Want your holidays to have less mess and more magic? A little preparation can make all the difference.
Here are some quick pointers:
Make a list of upcoming events that will impact and include your family dog.
- Who will be there? Will there be children?
- Will there be people who perhaps aren’t as ambulatory as they were last year?
- What is your dog’s comfort level in this kind of situation?
- Is he relaxed and happy to have all the attention or is he the more introverted type?
Often families try to fit too much “to do” into too little space and time. Ask yourself…
- What would Rusty’s vote be?
- Would he be happier at a boarding facility or hanging out with a neighbor during your holiday party?
- Would doggie daycare be a good fit?
- Will he be content in a crate in the back bedroom?
Often dogs don’t have (or want) to be included in everything. Remember your dog will likely need breaks from the action. Get your dog comfortable now with being separated from you in the house for breaks. The holidays can be overwhelming for him, but it can also be dangerous. There are lots of hazards during the holidays from chocolate to tinsel. A digestive misstep can be uncomfortable for everyone.
Start Practicing Now
If your dog jumps on guests start now practicing getting it right. The holidays can be a fantastic time to work on mannersbecause your dog will get in lots of practice. Rearrange furniture remembering to keep escape routes in mind for your furry friend. We encourage at least two and preferably three in each space. By rearranging early, your dog gets more comfortable and you can see where space may get pinched when there are extra guests.

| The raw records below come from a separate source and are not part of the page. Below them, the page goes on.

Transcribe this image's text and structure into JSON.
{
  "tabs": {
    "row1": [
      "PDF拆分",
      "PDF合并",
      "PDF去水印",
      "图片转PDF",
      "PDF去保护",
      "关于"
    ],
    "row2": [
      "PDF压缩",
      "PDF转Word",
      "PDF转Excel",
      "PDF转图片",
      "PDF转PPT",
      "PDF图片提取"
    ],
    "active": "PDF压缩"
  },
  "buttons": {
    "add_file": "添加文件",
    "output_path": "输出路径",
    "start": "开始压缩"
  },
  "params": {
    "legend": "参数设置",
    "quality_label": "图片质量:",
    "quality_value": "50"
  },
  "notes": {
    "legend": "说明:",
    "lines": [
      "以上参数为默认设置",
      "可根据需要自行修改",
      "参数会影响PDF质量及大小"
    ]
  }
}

Instead of what you DON’T want your dog to do, think of some options of what you WANT your dog to do. During meal time should she be in her crate? On a mat? Playing in the fenced backyard? In the back bedroom? Start practicing those options now, so your dog is fluent with the skills by the time the family arrives later in the month.
Kids & Dogs
The holidays are not a great time to do introductions between kids and dogs. Everyone is excited and overtired there’s not a lot of space. Great relationships take time and work, they are built over time. If you must introduce kids and dogs, start now with a plan. You might start getting your dog comfortable with the sounds (YouTube is a great resource) of kids… or watching kids at the local park. Work on having your dog offer relaxed interest in kids. If your dog is too friendly, he or she is likely to overwhelm kids. Use a leash and take things slowly, watching both the dog and the kids for signs of stress. Don’t force interactions.
The Rule of Threes
If your dog is friendly when meeting other dogs or people teach the pup to ignore one in three people and or dogs (and focus on you), to quietly greet one in three and to be more interactive with one in three. This way your dog starts to relax and when someone doesn’t greet your dog he or she is not frustrated. Letting over-excited dogs greet, often leads them into unintended mischief. Instead, wait until your dog settles down to allow greetings.
Following these few simple tips will make your holidays safer and sweeter for everyone, including our furry friends.
Tina M. Spring
Tina M. Spring is the owner of Sit Happens Dog Training & Behavior, LLC in Athens, GA. She is the creator of the Hounds for the Holidays program to help prepare dogs for the stress of the holiday season and prevent dog bites.